What the task requires: From first entry to last, give the listing again verbatim.

**********

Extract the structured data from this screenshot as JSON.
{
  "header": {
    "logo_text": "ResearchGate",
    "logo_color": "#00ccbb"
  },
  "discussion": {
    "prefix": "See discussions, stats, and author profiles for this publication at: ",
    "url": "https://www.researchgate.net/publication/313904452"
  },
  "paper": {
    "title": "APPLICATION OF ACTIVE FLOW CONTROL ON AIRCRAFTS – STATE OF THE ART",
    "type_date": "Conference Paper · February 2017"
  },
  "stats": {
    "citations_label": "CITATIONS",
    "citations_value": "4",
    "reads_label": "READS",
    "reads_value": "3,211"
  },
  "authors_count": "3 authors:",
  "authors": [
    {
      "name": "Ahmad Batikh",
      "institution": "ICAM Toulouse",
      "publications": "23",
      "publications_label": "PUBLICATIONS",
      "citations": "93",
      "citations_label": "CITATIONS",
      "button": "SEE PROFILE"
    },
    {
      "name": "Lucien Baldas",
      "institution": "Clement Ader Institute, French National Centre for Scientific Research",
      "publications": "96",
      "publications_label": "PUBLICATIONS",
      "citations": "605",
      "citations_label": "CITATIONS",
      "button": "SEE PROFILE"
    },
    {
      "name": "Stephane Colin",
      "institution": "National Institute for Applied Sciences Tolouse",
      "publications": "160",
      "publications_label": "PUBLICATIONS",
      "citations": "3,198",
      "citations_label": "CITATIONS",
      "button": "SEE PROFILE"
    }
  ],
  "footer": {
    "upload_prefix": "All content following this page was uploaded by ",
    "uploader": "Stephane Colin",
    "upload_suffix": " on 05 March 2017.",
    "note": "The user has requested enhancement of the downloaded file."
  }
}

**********

Exercise result:
Extract the structured data from this screenshot as JSON.
{
  "header": {
    "logo_text": "ResearchGate",
    "logo_color": "#00ccbb"
  },
  "discussion": {
    "prefix": "See discussions, stats, and author profiles for this publication at: ",
    "url": "https://www.researchgate.net/publication/313904452"
  },
  "paper": {
    "title": "APPLICATION OF ACTIVE FLOW CONTROL ON AIRCRAFTS – STATE OF THE ART",
    "type_date": "Conference Paper · February 2017"
  },
  "stats": {
    "citations_label": "CITATIONS",
    "citations_value": "4",
    "reads_label": "READS",
    "reads_value": "3,211"
  },
  "authors_count": "3 authors:",
  "authors": [
    {
      "name": "Ahmad Batikh",
      "institution": "ICAM Toulouse",
      "publications": "23",
      "publications_label": "PUBLICATIONS",
      "citations": "93",
      "citations_label": "CITATIONS",
      "button": "SEE PROFILE"
    },
    {
      "name": "Lucien Baldas",
      "institution": "Clement Ader Institute, French National Centre for Scientific Research",
      "publications": "96",
      "publications_label": "PUBLICATIONS",
      "citations": "605",
      "citations_label": "CITATIONS",
      "button": "SEE PROFILE"
    },
    {
      "name": "Stephane Colin",
      "institution": "National Institute for Applied Sciences Tolouse",
      "publications": "160",
      "publications_label": "PUBLICATIONS",
      "citations": "3,198",
      "citations_label": "CITATIONS",
      "button": "SEE PROFILE"
    }
  ],
  "footer": {
    "upload_prefix": "All content following this page was uploaded by ",
    "uploader": "Stephane Colin",
    "upload_suffix": " on 05 March 2017.",
    "note": "The user has requested enhancement of the downloaded file."
  }
}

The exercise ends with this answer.